PHILIPSBURG, Sint Maarten – Minister of Finance, the honorable Ardwell Irion, opened the 2020 Tax
Summit hosted by the Finance ministry last Wednesday, February 5th. In attendance were representatives of the tax administration, the receiver office, section business taxes, financial policy management & control, the treasury, ICT department, fiscal affairs, the finance department, the cabinet of the minister of finance, the World Bank and CARTAC (the Caribbean Regional Technical Assistance Centre)
The minister expressed his appreciation to the key players in the financial arena for attending, especially those representing The World Bank and CARTAC, who traveled to St. Maarten. The minister emphasized the importance of the internal specialists who will have to carry us further with the results of this summit.
“We are fortunate to be able to bring together all these distinct experts in such a short time”, said minister Irion. “I trust that you will contribute to, as we reflect on, the existing plans and understand the situation we are in. We aim to find a sustainable solution for the challenges that we face and I am convinced that we have the best team to give direction to reaching our objectives”.
Addressing the three principal topics, public financial management, the tax organization and fiscal reform, the small group of experts jointly assessed the current situation and established the steps necessary to improve all three areas, which effect public finances and the customers otherwise referred to as the taxpayers.
The desired outcome is: to be a modern functioning tax administration with a sound legislative foundation, operating autonomously with individual organizational planning, budget management and human resource management.
And to obtaining sufficient skilled and qualified human resource with the aim of eventually operating a paperless organization.
As for the tax regime, it was confirmed that since 2015 legislation was being drafted with the aim to simplify the tax system, maximize revenue and to create an attractive investment climate. Notwithstanding the numerous changes in government, which has contributed to the delay, the principles of the tax reform have remained the same. Final calculations of the proposed amendments, for which reliable data is required in order to

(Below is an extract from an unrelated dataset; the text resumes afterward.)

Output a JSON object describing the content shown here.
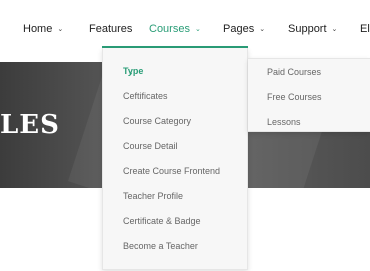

move forward, are still pending.
The relationship established with CARTAC is one of the IMF Regional Technical Assistance Centers (RTAC) located around the world in the Pacific, the Caribbean, Africa, the Middle East, India and Central America.
These Centers were created to assist countries to strengthen their human and institutional capacity to design and implement sound macroeconomic policies that promote growth and reduce poverty. CARTAC is already rendering results at an affordable annual cost of US$ 150.000, compared to millions that consultants would cost. Additionally CARTAC’s approach of support is to assist and share the knowledge in order for the recipient, in this case St. Maarten’s civil servants, to learn and carry out the improvements themselves. Projects such as cleaning up the data and reporting are such exercises that are to commence within the next two months.
Short-term, medium and long-term goals, not exceeding three years, were established to commence in March of this year of which several will run simultaneously. While many more details were discussed, assistance relating to data analysis is expected from the World Bank in the short term. Important aspects required for success is to ensure that all who are required to contribute to the treasury do so. In light of this the tax reform will also aim at capturing the informal sector.